Understanding what your embassy in Japan can do for you is important, if you get in trouble or just need some support then it can be incredibly useful to know what support is available. It’s also important to know where it is.

The embassy is essentially your countries presence in Japan. It hosts your countries ambassador to Japan and has staff that speak both Japanese and your countries language (in this case English). They offer a range of services and understanding what these are is rather useful, here’s a general list of what your embassy should be able to offer you.

Emergency Assistant

First and foremost, it’s useful to know where your embassy is because if you lose your passport, have a bad accident or get into trouble they’ll be the first that are able to help you sort out any paperwork and make sure you’re okay.

Firstly, your passport, one of the most important items that you possess. It’s also a scary thing to lose or have stolen. If you do happen to lose it then go straight to the police and then the embassy, they’ll be able to issue you with an emergency travel document if you are travelling within the next three weeks. If you’ve got longer then they’ll be able to get you a new passport issued by them.

Next up, is some general emergency advice. If you’re unsure where to seek medical help, or if you need legal help then the embassy can advise you on the best places to get English speaking support. On the most part though it’s important to remember that they won’t represent you legally, they’ll just point you to the right place.

Finally, if you do find yourself in the unfortunate position of needing help during a major national emergency such as an earthquake, then your embassy is the place to either go or contact. They have a lot of experience in supporting their own citizens in this sort of time of need. They’ll be able to help transport you somewhere safe and make sure that your family and friends know what is happening.

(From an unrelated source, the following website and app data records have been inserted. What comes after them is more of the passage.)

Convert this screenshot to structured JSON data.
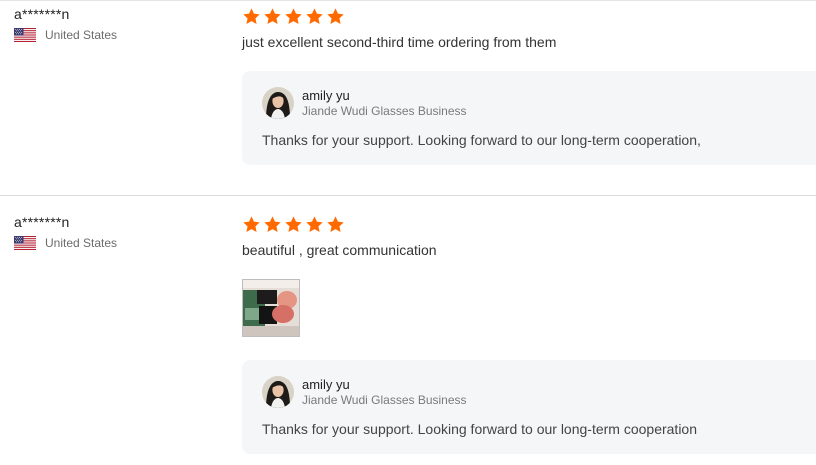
{
  "colors": {
    "star": "#ff6a00",
    "reply_background": "#f5f6f7",
    "divider": "#dcdcdc"
  },
  "reviews": [
    {
      "buyer": "a*******n",
      "country": "United States",
      "flag_icon": "us-flag-icon",
      "rating": 5,
      "comment": "just excellent second-third time ordering from them",
      "reply": {
        "seller": "amily yu",
        "company": "Jiande Wudi Glasses Business",
        "text": "Thanks for your support. Looking forward to our long-term cooperation,"
      }
    },
    {
      "buyer": "a*******n",
      "country": "United States",
      "flag_icon": "us-flag-icon",
      "rating": 5,
      "comment": "beautiful , great communication",
      "photo_icon": "product-photo-thumbnail",
      "reply": {
        "seller": "amily yu",
        "company": "Jiande Wudi Glasses Business",
        "text": "Thanks for your support. Looking forward to our long-term cooperation"
      }
    }
  ]
}
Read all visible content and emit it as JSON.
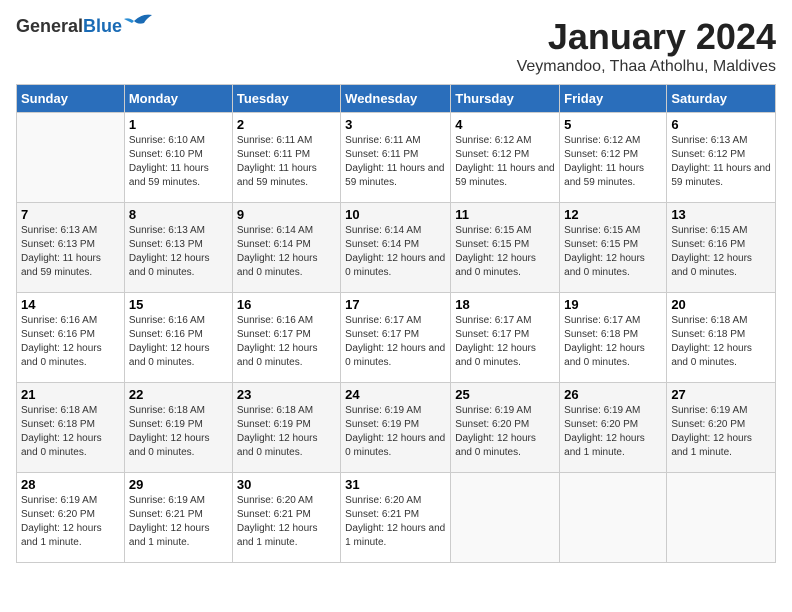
{
  "logo": {
    "general": "General",
    "blue": "Blue"
  },
  "header": {
    "month_title": "January 2024",
    "location": "Veymandoo, Thaa Atholhu, Maldives"
  },
  "days_of_week": [
    "Sunday",
    "Monday",
    "Tuesday",
    "Wednesday",
    "Thursday",
    "Friday",
    "Saturday"
  ],
  "weeks": [
    [
      {
        "day": "",
        "empty": true
      },
      {
        "day": "1",
        "sunrise": "6:10 AM",
        "sunset": "6:10 PM",
        "daylight": "11 hours and 59 minutes."
      },
      {
        "day": "2",
        "sunrise": "6:11 AM",
        "sunset": "6:11 PM",
        "daylight": "11 hours and 59 minutes."
      },
      {
        "day": "3",
        "sunrise": "6:11 AM",
        "sunset": "6:11 PM",
        "daylight": "11 hours and 59 minutes."
      },
      {
        "day": "4",
        "sunrise": "6:12 AM",
        "sunset": "6:12 PM",
        "daylight": "11 hours and 59 minutes."
      },
      {
        "day": "5",
        "sunrise": "6:12 AM",
        "sunset": "6:12 PM",
        "daylight": "11 hours and 59 minutes."
      },
      {
        "day": "6",
        "sunrise": "6:13 AM",
        "sunset": "6:12 PM",
        "daylight": "11 hours and 59 minutes."
      }
    ],
    [
      {
        "day": "7",
        "sunrise": "6:13 AM",
        "sunset": "6:13 PM",
        "daylight": "11 hours and 59 minutes."
      },
      {
        "day": "8",
        "sunrise": "6:13 AM",
        "sunset": "6:13 PM",
        "daylight": "12 hours and 0 minutes."
      },
      {
        "day": "9",
        "sunrise": "6:14 AM",
        "sunset": "6:14 PM",
        "daylight": "12 hours and 0 minutes."
      },
      {
        "day": "10",
        "sunrise": "6:14 AM",
        "sunset": "6:14 PM",
        "daylight": "12 hours and 0 minutes."
      },
      {
        "day": "11",
        "sunrise": "6:15 AM",
        "sunset": "6:15 PM",
        "daylight": "12 hours and 0 minutes."
      },
      {
        "day": "12",
        "sunrise": "6:15 AM",
        "sunset": "6:15 PM",
        "daylight": "12 hours and 0 minutes."
      },
      {
        "day": "13",
        "sunrise": "6:15 AM",
        "sunset": "6:16 PM",
        "daylight": "12 hours and 0 minutes."
      }
    ],
    [
      {
        "day": "14",
        "sunrise": "6:16 AM",
        "sunset": "6:16 PM",
        "daylight": "12 hours and 0 minutes."
      },
      {
        "day": "15",
        "sunrise": "6:16 AM",
        "sunset": "6:16 PM",
        "daylight": "12 hours and 0 minutes."
      },
      {
        "day": "16",
        "sunrise": "6:16 AM",
        "sunset": "6:17 PM",
        "daylight": "12 hours and 0 minutes."
      },
      {
        "day": "17",
        "sunrise": "6:17 AM",
        "sunset": "6:17 PM",
        "daylight": "12 hours and 0 minutes."
      },
      {
        "day": "18",
        "sunrise": "6:17 AM",
        "sunset": "6:17 PM",
        "daylight": "12 hours and 0 minutes."
      },
      {
        "day": "19",
        "sunrise": "6:17 AM",
        "sunset": "6:18 PM",
        "daylight": "12 hours and 0 minutes."
      },
      {
        "day": "20",
        "sunrise": "6:18 AM",
        "sunset": "6:18 PM",
        "daylight": "12 hours and 0 minutes."
      }
    ],
    [
      {
        "day": "21",
        "sunrise": "6:18 AM",
        "sunset": "6:18 PM",
        "daylight": "12 hours and 0 minutes."
      },
      {
        "day": "22",
        "sunrise": "6:18 AM",
        "sunset": "6:19 PM",
        "daylight": "12 hours and 0 minutes."
      },
      {
        "day": "23",
        "sunrise": "6:18 AM",
        "sunset": "6:19 PM",
        "daylight": "12 hours and 0 minutes."
      },
      {
        "day": "24",
        "sunrise": "6:19 AM",
        "sunset": "6:19 PM",
        "daylight": "12 hours and 0 minutes."
      },
      {
        "day": "25",
        "sunrise": "6:19 AM",
        "sunset": "6:20 PM",
        "daylight": "12 hours and 0 minutes."
      },
      {
        "day": "26",
        "sunrise": "6:19 AM",
        "sunset": "6:20 PM",
        "daylight": "12 hours and 1 minute."
      },
      {
        "day": "27",
        "sunrise": "6:19 AM",
        "sunset": "6:20 PM",
        "daylight": "12 hours and 1 minute."
      }
    ],
    [
      {
        "day": "28",
        "sunrise": "6:19 AM",
        "sunset": "6:20 PM",
        "daylight": "12 hours and 1 minute."
      },
      {
        "day": "29",
        "sunrise": "6:19 AM",
        "sunset": "6:21 PM",
        "daylight": "12 hours and 1 minute."
      },
      {
        "day": "30",
        "sunrise": "6:20 AM",
        "sunset": "6:21 PM",
        "daylight": "12 hours and 1 minute."
      },
      {
        "day": "31",
        "sunrise": "6:20 AM",
        "sunset": "6:21 PM",
        "daylight": "12 hours and 1 minute."
      },
      {
        "day": "",
        "empty": true
      },
      {
        "day": "",
        "empty": true
      },
      {
        "day": "",
        "empty": true
      }
    ]
  ]
}
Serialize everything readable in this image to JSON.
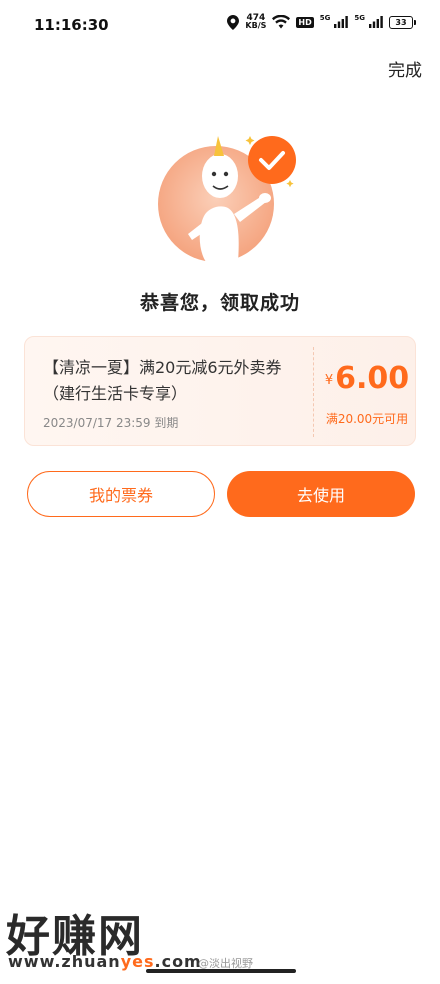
{
  "status_bar": {
    "time": "11:16:30",
    "net_speed_value": "474",
    "net_speed_unit": "KB/S",
    "hd_label": "HD",
    "sig1_label": "5G",
    "sig2_label": "5G",
    "battery": "33",
    "icons": [
      "location-icon",
      "wifi-icon",
      "signal-icon",
      "battery-icon"
    ]
  },
  "header": {
    "done_label": "完成"
  },
  "success": {
    "title": "恭喜您，领取成功"
  },
  "coupon": {
    "title": "【清凉一夏】满20元减6元外卖券（建行生活卡专享）",
    "expiry": "2023/07/17 23:59 到期",
    "currency": "¥",
    "amount": "6.00",
    "condition": "满20.00元可用"
  },
  "actions": {
    "my_tickets_label": "我的票券",
    "use_label": "去使用"
  },
  "watermark": {
    "logo_text": "好赚网",
    "url_prefix": "www.zhuan",
    "url_highlight": "yes",
    "url_suffix": ".com",
    "handle": "@淡出视野"
  },
  "colors": {
    "accent": "#ff6a1c",
    "coupon_bg": "#fdf0e9"
  }
}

Advice

As already mentioned, your embassy is one of the best places to go for advice (outside of us of course) when it comes to legal or medical issues outside of general Japanese services. Further to this they also offer advice on international driving licenses, divorce, bringing pets into the country and tax concerns that you may have when dealing with tax across two countries.

Man signing a paper

Other services

Did you know that many embassies offer cultural programmes for cross-country relations that are often held at the embassy or run by it to encourage positive foreign relations. There’s often an interesting range of activities available so it’s worth checking out to see if there’s something that interests you.

Also, did you know that some embassies are able to officiate weddings or civil partnerships? It’d certainly be a different location to have your wedding.

They can also notarize official documents or copies of official documents. This is a particularly useful service if you’re also looking at getting business support. If you’re not sure where to start with international business or need advice on how to get things set up, then the embassy can be an incredibly useful place to start looking. They often offer international relations events to encourage trade between countries so it’s a good opportunity for networking.

Please be aware that many embassies will close along with the Japanese national holidays so not all services will be available. It’s easy enough to check these online before you go and often emergency services will be available out of hours.

Details

If you get stuck here are the details for the US/UK and Australian Embassies in Japan

US Embassy

1-10-5 Akasaka
Minato-ku, Tokyo 107-8420 Japan
Tel: 03-3224-5000

UK Embassy

〒102-8381
No 1 Ichiban-cho, Chiyoda-ku, Tokyo
Japan

Australian Embassy

2-1-14 Mita, Minato-ku
Tokyo 108-8361
Tel: 03-5232-4111

Remember that understanding the services that your embassy in Japan can offer is incredibly useful and will save you a lot of stress in the long term.

For more useful tips about life in Japan keep following our Go! Go! Nihon blog.